When joy and pain are forever bound, the days can be long and hard.
The pain is crippling at times.
The joy is beautiful and awe-inspiring.
Together though, this life of pain and joy can be overwhelming.
The holiday season seems to exacerbate the feelings. The twinkling lights, the parties, the music, the candlelight, the traditions.
The empty chair, the gifts not purchased, the silence, the missing child from the photos.
Sometimes it is all just too much.
Life was pretty picture perfect. Then my first child was stillborn.
After that moment, nothing was ever the same. It was as if I was holding the most beautiful fragile ornament in my hand and it slipped and shattered leaving a million little pieces on the floor surrounding me.
Nothing will ever be what it should have been.
Do not get me wrong, life is not all darkness and devastation. But, life is not all sunshine and roses either.
Life is a balancing act. A great dichotomy. Moments of great joy. Moments of great pain.
All held together at once in an odd tension that both overwhelms and yet offers a perspective like no other.
During the season that is proclaimed as the, “Most Wonderful Time of the Year,” I have often felt over the past 5 years that I do not quite belong.
Everyone else seems to be happy and looking with great expectation to gatherings and long held traditions. In the meantime, in the back of my mind I am always conscious of how I should be taking three children to see Santa Claus, buying gifts for a little boy and listening to him rustle under the tree shaking gifts as the days lead closer to Christmas morning.
I enjoy every single second that I have with my girls and I believe that every moment is more precious because I am so hyperaware of what is missing.
There is joy and happiness. There is also yearning and pain.
The honest truth is that the lights just do not twinkle as bright and the cheery music does not lift my spirit the way that it did before.
I am not depressed, nor am I sad all the time and I do not dwell in the past. This is simply my reality.
My family will never be fully complete and from the mundane moments of everyday life to the celebrations of birthdays, holidays and family vacations we are always missing something.
We have found joy in creating new traditions. Each year we are filled with love by inviting others to participate in Random Acts of Kindness.
We invite our family and friends to spread love, kindness and peace and then send us letters addressed to our son telling us about their experience. We place the letters in his stocking and then we read them out loud as a family on Christmas Day at his spot in the cemetery.
It is a tangible way of celebrating him and seeing how his life touches others and is impacting our world. In the traditional Santa photos he is always represented in a way that most would never notice but we know that he is included in the photos with his sisters.
His ornaments hang in a prominent spot on the tree. And, his candle is always burning, the flame dancing brightly during all our family celebrations. These things help us.
These things help to ease the pain.
When you do not know the joy without the pain that came before it, words fall short of expressing what life is like.
Beautiful and precious. Broken and mending.
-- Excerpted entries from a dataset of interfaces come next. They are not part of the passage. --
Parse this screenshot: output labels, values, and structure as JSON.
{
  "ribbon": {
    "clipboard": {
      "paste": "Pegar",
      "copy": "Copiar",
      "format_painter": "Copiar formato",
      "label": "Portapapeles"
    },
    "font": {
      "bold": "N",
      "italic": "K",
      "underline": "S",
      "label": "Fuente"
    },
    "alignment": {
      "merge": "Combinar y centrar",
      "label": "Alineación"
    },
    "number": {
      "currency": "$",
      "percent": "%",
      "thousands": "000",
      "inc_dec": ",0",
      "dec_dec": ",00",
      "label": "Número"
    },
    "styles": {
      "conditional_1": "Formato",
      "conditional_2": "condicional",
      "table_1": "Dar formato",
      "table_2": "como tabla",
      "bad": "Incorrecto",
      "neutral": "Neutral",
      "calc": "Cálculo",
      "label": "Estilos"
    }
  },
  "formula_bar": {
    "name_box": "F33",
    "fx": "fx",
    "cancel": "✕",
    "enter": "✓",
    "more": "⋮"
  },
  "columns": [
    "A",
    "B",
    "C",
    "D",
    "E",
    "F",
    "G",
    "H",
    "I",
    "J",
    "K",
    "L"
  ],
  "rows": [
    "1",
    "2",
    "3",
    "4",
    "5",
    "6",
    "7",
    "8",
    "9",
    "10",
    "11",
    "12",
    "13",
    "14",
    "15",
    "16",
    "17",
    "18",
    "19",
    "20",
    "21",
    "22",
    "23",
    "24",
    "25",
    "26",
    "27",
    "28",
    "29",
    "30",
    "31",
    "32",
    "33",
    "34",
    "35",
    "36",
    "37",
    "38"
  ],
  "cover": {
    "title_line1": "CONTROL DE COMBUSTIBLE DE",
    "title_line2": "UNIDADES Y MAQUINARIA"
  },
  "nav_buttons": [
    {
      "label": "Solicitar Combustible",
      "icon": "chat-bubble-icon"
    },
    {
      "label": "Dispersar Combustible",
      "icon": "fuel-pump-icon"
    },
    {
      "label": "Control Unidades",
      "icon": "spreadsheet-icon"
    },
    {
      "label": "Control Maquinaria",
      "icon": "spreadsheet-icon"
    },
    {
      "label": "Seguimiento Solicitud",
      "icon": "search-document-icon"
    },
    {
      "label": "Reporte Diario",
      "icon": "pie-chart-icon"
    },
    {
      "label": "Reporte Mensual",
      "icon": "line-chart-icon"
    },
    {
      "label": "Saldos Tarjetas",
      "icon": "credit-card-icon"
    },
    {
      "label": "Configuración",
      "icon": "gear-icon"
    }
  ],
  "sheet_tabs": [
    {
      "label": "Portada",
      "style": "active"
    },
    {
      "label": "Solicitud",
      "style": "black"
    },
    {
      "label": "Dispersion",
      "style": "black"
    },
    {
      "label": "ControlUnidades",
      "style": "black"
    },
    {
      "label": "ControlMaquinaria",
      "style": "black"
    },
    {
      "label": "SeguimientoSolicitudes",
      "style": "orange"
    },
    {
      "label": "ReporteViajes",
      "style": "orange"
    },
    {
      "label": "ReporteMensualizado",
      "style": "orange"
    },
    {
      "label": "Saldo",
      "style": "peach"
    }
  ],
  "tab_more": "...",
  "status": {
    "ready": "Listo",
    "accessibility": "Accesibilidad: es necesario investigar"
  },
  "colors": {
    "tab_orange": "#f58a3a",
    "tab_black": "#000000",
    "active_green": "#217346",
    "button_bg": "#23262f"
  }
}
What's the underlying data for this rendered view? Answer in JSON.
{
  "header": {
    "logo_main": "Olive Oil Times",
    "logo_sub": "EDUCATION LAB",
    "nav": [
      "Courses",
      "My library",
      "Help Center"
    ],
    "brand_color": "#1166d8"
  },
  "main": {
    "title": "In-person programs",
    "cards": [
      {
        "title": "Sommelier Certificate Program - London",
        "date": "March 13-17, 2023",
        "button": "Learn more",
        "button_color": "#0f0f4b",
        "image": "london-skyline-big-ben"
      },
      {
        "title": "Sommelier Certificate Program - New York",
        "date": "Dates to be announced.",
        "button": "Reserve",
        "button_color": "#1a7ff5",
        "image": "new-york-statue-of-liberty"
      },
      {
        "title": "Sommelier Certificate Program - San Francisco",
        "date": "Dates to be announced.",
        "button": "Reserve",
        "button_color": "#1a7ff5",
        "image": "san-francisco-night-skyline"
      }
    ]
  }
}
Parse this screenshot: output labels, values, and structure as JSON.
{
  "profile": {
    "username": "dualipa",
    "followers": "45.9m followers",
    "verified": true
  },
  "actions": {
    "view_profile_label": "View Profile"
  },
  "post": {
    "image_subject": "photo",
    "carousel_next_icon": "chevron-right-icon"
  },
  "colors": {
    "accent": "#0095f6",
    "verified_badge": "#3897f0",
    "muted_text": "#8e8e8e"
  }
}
Fragile and strong.
A place where pain and joy reside side by side.
If you are struggling and feel as though others do not get it or understand you, know that you are not alone.
If you feel as though you no longer quite fit in, know that you are not the only one.
If you are struggling with how to relate or engage this holiday season, know that the struggle is real and normal.
If you have found holiday traditions that fill your heart with joy, please share so that we can celebrate with you.
If you are unable to do what you have always done before, know that that is OK.
This journey is so lonely, and this season exacerbates feelings like no other. We are stronger when we are together.
After all, that is how we are Still Standing. We will make it through together.
Photo Credit: Unsplash/freestocks.org
DeAndrea is a wife, mother of three beautiful children, and the Founder and Executive Director of A Memory Grows, a 501(c)(3) based in Fort Worth, Texas that provides retreats and events for parents who are grieving the death of their child.